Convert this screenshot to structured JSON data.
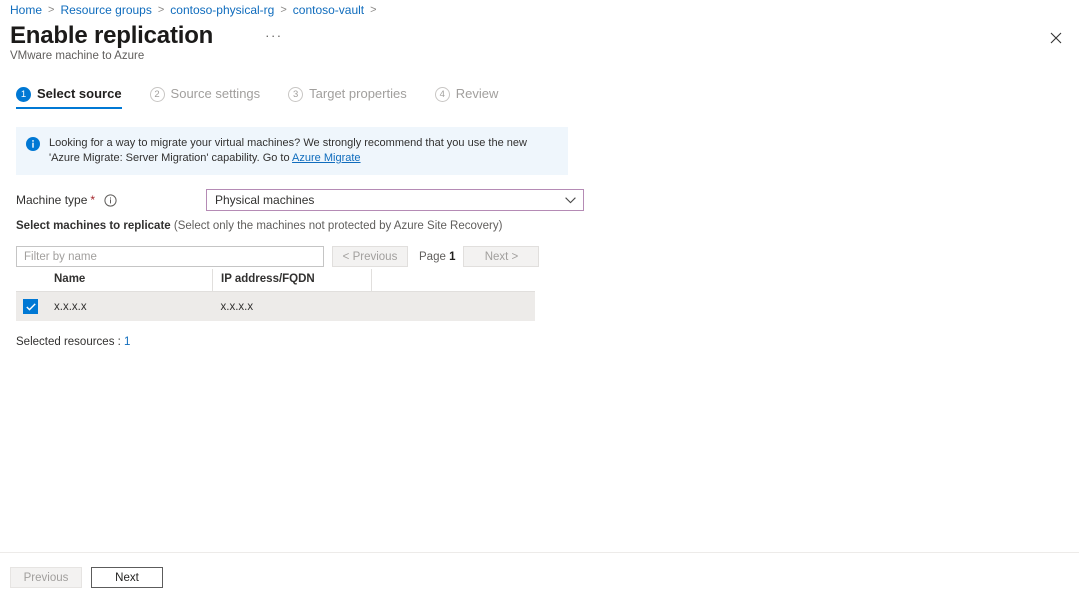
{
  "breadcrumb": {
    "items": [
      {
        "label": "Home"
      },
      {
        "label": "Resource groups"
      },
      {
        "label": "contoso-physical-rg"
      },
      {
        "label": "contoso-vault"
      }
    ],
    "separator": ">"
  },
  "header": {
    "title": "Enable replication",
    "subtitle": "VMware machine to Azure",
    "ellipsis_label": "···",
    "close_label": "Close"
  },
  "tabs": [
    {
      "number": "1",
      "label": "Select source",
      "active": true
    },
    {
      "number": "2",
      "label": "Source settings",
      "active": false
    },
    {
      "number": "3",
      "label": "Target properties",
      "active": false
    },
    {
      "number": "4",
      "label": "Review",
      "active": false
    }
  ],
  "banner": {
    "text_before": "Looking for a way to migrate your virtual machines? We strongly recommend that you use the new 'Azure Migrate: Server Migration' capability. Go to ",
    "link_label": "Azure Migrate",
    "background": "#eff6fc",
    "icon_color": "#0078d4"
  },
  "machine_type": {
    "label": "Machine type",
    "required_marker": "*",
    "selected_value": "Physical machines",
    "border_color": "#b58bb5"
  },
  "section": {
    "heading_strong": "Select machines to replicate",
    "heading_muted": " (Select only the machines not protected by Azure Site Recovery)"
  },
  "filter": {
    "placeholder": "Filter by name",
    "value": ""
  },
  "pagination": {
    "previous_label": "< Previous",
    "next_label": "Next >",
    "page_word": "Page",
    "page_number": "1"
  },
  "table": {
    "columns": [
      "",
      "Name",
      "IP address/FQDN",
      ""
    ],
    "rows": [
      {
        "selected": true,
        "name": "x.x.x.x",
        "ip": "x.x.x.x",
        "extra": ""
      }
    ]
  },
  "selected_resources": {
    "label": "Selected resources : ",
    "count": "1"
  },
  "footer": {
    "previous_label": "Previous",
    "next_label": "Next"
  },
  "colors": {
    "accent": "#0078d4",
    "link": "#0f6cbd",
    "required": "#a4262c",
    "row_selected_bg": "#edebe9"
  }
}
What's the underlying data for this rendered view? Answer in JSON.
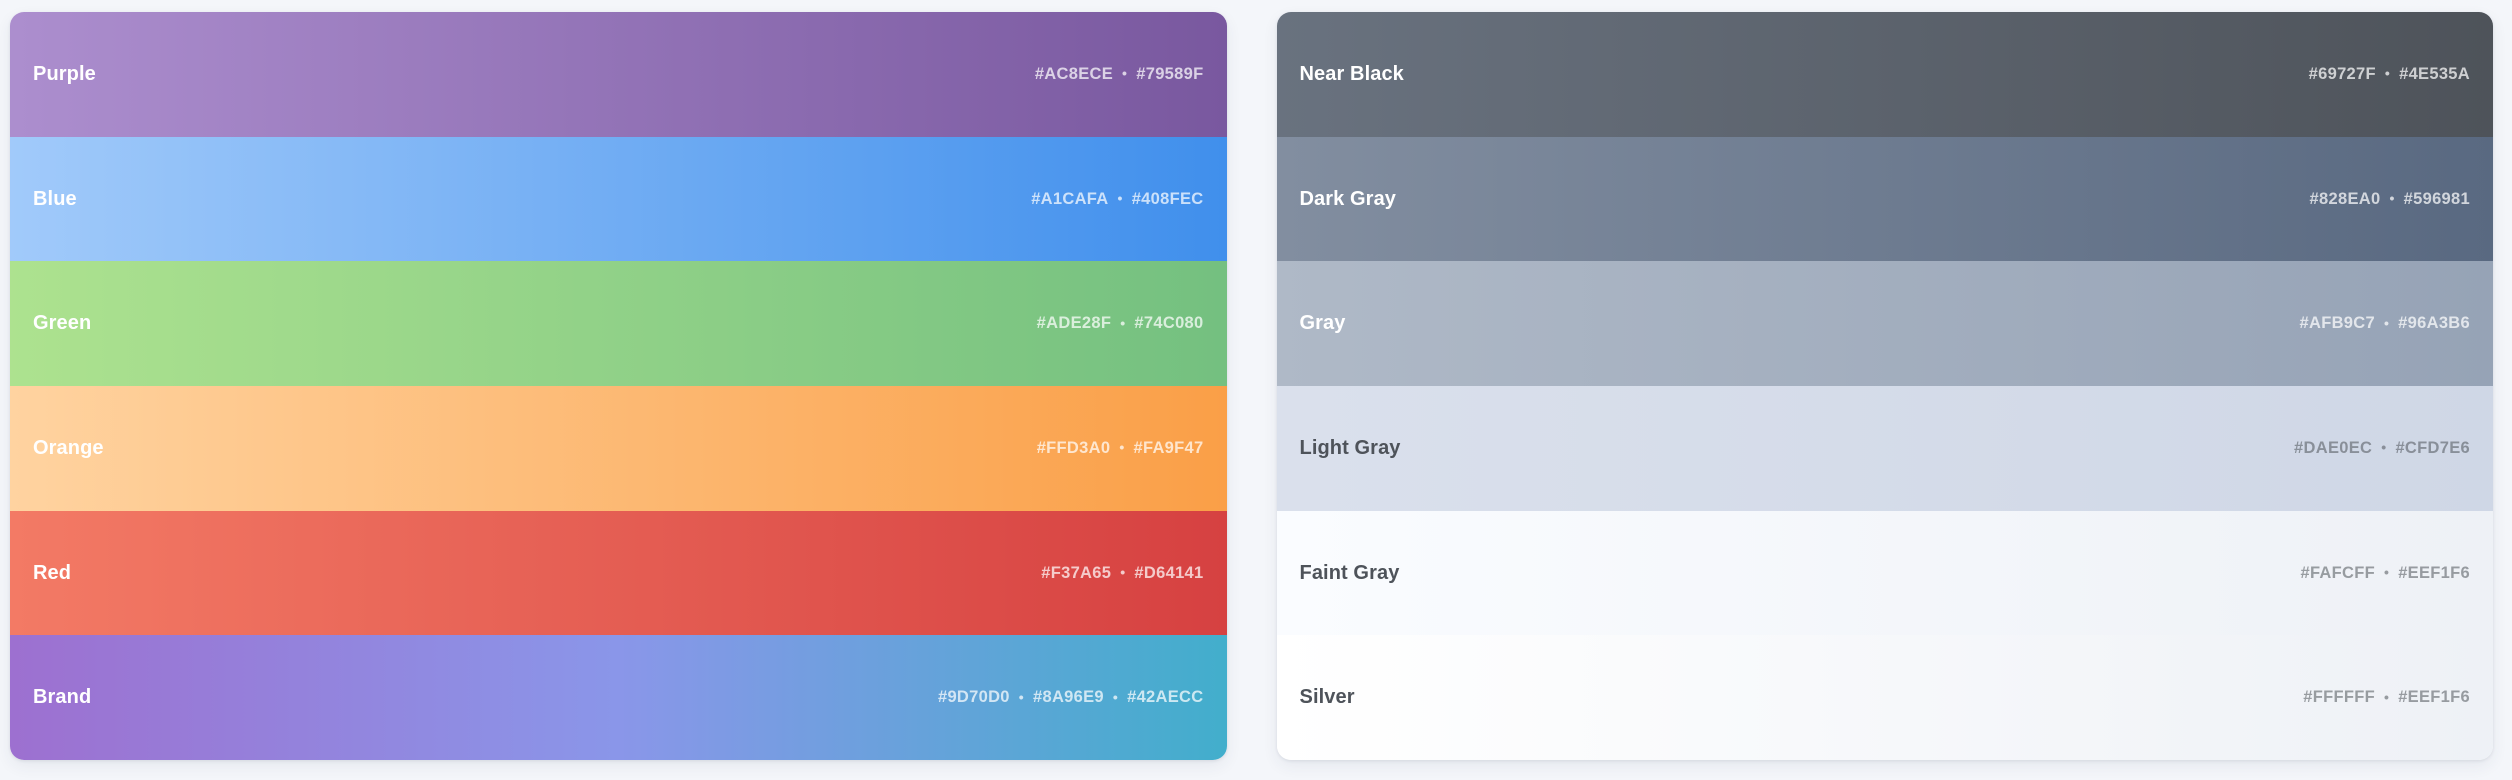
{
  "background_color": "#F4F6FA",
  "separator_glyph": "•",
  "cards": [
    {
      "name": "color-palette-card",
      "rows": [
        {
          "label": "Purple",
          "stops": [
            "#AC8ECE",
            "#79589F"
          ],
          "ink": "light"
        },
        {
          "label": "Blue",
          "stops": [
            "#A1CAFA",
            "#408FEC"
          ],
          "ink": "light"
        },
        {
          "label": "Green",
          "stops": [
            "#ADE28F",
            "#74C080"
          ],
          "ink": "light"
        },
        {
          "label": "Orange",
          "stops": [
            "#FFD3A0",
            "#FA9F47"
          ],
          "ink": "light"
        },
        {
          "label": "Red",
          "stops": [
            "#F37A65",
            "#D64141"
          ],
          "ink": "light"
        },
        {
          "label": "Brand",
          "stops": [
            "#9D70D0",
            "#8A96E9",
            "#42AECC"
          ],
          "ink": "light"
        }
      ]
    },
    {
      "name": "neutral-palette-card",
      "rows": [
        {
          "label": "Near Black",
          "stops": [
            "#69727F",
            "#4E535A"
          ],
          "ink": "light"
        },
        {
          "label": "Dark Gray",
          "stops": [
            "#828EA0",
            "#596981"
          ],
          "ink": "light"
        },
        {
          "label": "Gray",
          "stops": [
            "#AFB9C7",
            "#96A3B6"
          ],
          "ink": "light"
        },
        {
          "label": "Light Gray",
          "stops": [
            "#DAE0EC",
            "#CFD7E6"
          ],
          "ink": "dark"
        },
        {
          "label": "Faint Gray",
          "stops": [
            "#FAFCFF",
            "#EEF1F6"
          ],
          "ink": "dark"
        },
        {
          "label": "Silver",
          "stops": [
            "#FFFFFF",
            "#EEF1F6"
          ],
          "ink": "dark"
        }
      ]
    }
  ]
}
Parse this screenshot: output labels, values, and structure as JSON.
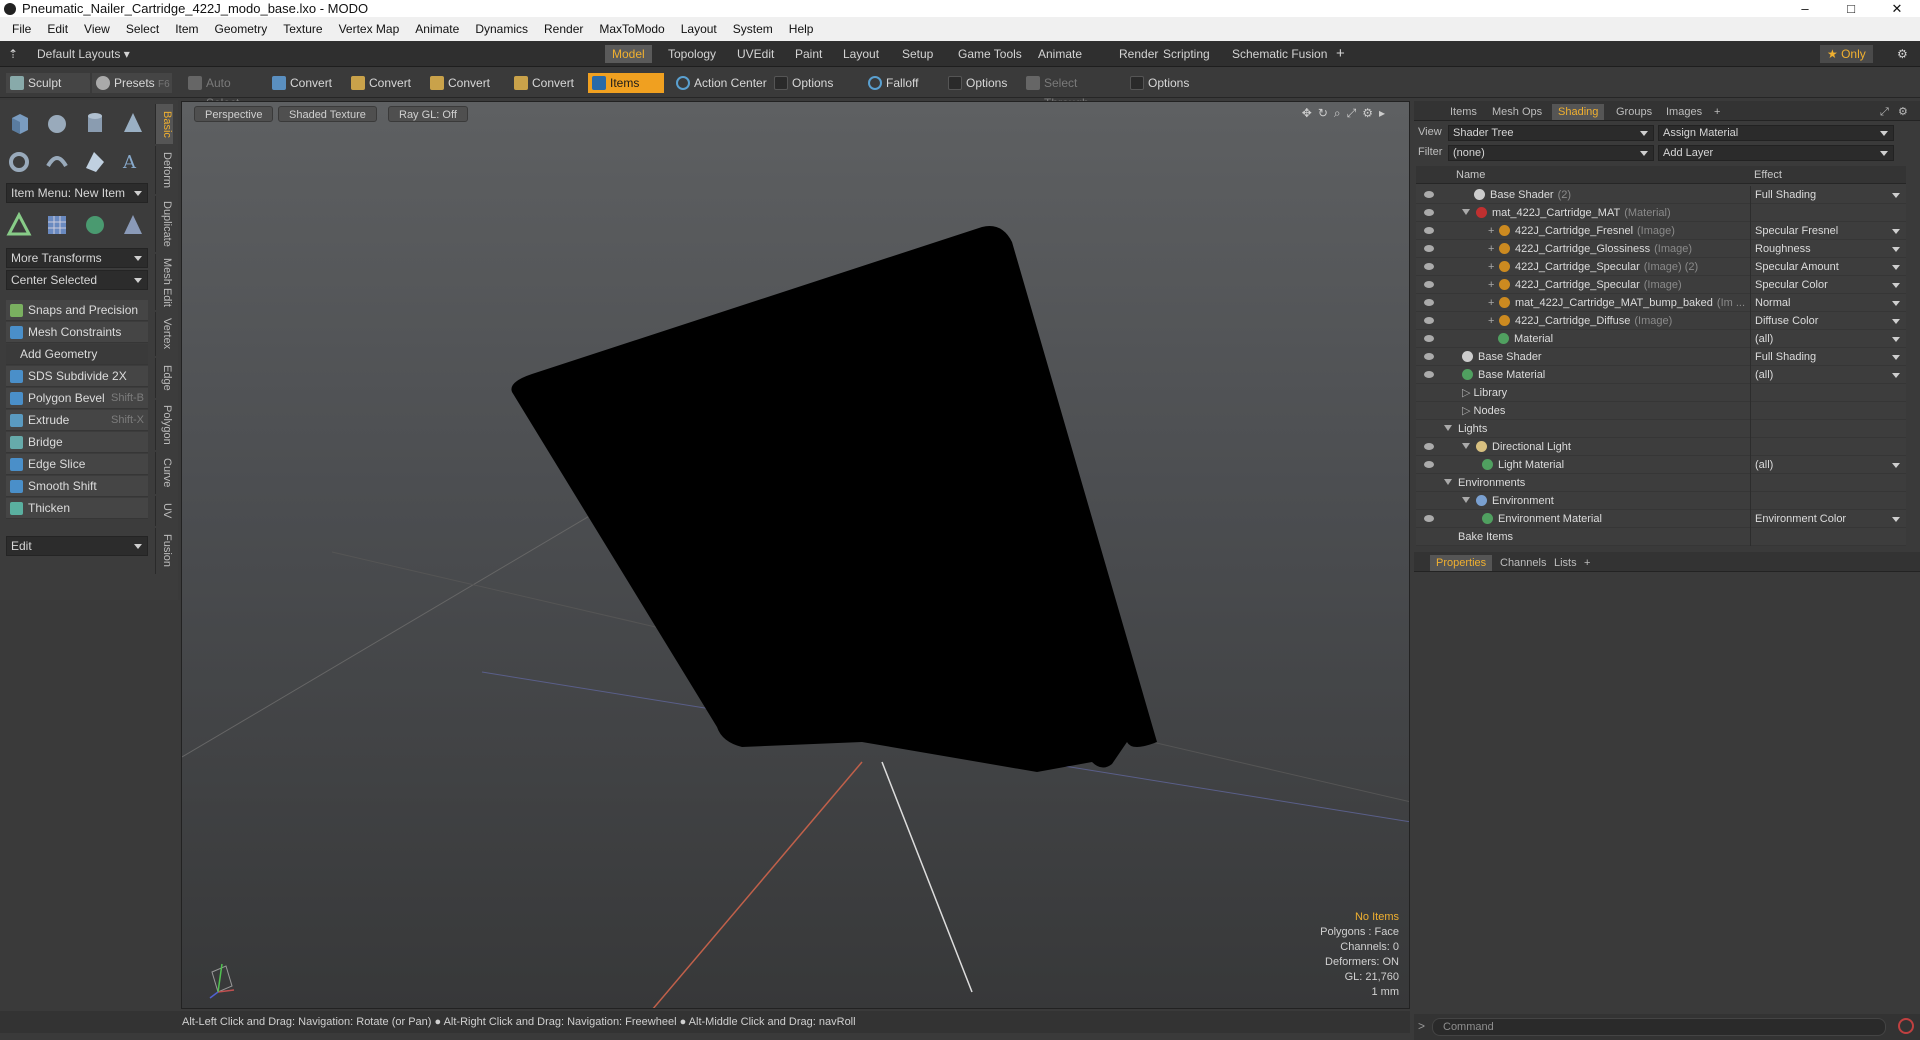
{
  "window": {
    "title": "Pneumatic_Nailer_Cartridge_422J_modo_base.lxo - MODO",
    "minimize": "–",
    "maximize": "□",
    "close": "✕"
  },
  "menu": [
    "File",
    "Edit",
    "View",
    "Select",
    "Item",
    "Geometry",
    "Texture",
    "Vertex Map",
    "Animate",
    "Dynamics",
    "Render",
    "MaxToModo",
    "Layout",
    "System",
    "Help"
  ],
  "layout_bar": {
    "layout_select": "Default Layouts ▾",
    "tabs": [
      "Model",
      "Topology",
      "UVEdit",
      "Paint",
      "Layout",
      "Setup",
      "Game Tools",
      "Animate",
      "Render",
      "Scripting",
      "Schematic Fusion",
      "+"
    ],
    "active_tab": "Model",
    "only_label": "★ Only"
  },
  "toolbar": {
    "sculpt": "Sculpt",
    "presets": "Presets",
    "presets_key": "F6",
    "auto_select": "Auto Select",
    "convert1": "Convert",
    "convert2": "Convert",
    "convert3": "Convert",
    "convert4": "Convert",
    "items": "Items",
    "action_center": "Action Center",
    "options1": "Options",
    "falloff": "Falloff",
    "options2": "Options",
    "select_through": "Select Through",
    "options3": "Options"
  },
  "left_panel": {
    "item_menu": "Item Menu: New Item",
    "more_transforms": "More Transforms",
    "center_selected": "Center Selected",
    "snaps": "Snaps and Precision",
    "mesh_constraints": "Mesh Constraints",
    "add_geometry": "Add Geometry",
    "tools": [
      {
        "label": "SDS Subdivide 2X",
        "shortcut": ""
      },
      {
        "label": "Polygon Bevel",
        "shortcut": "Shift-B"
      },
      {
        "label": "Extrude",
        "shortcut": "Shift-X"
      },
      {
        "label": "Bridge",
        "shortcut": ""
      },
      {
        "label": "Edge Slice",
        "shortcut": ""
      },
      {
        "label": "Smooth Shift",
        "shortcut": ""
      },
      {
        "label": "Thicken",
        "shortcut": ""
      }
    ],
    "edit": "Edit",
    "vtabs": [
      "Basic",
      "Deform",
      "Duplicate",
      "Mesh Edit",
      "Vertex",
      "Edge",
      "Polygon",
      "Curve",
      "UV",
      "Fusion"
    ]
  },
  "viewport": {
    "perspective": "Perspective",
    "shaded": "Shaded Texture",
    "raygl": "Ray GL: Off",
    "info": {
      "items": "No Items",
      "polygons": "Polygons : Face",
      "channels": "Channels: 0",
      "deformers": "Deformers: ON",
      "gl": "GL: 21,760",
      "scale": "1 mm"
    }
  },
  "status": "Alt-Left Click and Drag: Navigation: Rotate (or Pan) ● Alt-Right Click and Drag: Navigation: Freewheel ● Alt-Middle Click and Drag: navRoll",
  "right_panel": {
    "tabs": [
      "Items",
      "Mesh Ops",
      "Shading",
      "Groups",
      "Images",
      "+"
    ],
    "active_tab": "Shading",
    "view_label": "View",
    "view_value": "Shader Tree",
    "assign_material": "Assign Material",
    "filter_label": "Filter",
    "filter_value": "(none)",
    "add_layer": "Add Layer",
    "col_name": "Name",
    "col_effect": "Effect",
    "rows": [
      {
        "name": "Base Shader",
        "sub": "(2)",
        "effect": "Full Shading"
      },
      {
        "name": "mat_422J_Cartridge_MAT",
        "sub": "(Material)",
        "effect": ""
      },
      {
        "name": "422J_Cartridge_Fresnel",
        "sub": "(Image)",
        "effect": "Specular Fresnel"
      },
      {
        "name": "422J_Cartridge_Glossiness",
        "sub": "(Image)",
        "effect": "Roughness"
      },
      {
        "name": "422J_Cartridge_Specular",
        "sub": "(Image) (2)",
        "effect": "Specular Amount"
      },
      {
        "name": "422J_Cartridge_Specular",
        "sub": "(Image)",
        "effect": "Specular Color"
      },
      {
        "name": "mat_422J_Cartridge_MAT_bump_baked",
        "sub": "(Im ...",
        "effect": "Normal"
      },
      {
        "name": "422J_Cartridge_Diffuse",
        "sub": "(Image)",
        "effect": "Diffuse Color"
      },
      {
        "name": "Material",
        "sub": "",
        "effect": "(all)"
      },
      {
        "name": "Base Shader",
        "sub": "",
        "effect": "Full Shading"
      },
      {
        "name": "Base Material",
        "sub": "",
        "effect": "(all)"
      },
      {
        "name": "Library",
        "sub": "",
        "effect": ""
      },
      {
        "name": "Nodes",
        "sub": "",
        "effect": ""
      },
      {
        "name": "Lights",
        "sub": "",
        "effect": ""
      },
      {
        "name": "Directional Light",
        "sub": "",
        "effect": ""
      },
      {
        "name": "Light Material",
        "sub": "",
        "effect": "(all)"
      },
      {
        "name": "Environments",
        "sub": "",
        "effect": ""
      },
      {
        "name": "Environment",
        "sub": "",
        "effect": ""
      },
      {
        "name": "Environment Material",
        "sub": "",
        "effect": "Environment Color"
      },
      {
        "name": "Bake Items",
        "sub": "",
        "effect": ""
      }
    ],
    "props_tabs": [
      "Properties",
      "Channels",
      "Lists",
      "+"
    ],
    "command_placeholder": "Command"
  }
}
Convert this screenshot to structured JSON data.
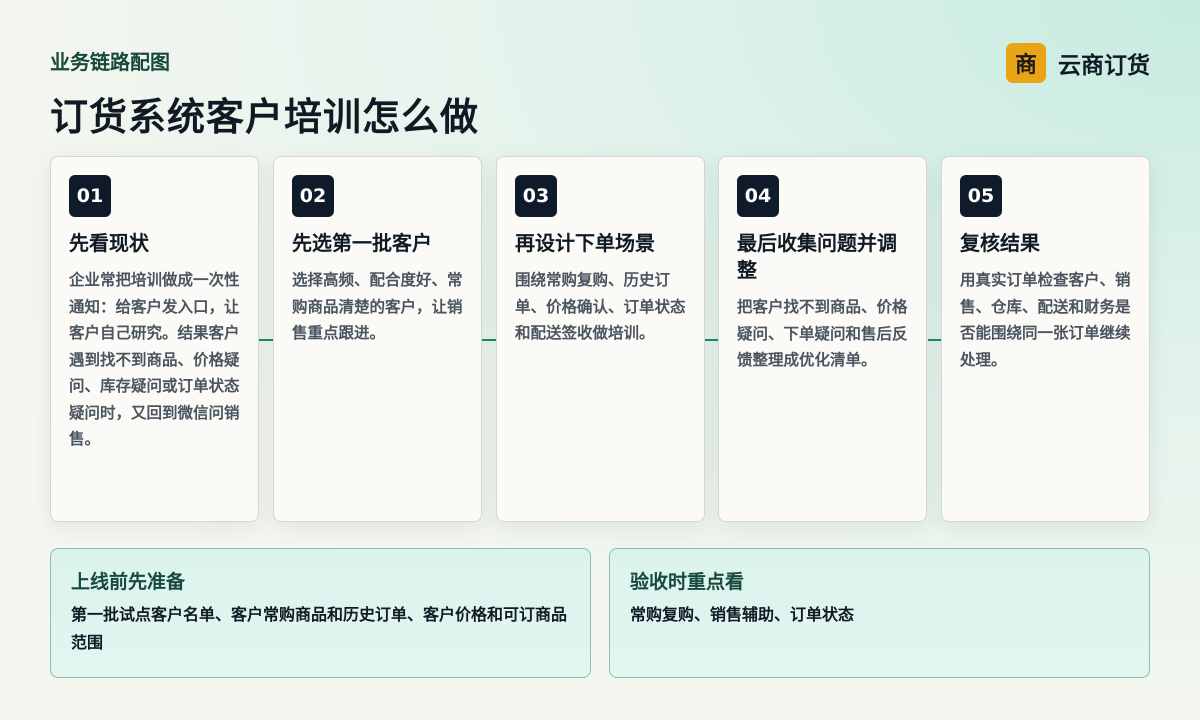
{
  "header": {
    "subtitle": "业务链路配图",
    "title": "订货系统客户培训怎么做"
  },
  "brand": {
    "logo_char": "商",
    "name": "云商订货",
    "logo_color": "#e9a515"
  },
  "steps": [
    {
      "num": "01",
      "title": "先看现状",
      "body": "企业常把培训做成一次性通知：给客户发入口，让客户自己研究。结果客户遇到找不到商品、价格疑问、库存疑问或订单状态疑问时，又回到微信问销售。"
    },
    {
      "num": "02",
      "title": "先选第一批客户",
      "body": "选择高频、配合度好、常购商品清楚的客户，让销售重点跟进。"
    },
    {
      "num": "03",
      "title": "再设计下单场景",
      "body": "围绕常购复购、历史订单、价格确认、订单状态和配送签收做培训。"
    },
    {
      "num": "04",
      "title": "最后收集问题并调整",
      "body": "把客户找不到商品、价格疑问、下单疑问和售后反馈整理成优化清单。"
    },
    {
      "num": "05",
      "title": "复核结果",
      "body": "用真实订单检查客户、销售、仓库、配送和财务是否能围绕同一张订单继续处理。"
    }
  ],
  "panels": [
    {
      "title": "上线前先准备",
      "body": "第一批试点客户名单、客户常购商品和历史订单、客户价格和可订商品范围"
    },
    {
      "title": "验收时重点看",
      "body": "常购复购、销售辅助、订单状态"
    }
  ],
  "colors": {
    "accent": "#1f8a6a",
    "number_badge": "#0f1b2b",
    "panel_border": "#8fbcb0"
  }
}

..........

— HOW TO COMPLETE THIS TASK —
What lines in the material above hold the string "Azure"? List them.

— ANSWER SECTION —
    "subtitle": "VMware machine to Azure",
    "text_before": "Looking for a way to migrate your virtual machines? We strongly recommend that you use the new 'Azure Migrate: Server Migration' capability. Go to ",
    "link_label": "Azure Migrate",
    "heading_muted": " (Select only the machines not protected by Azure Site Recovery)"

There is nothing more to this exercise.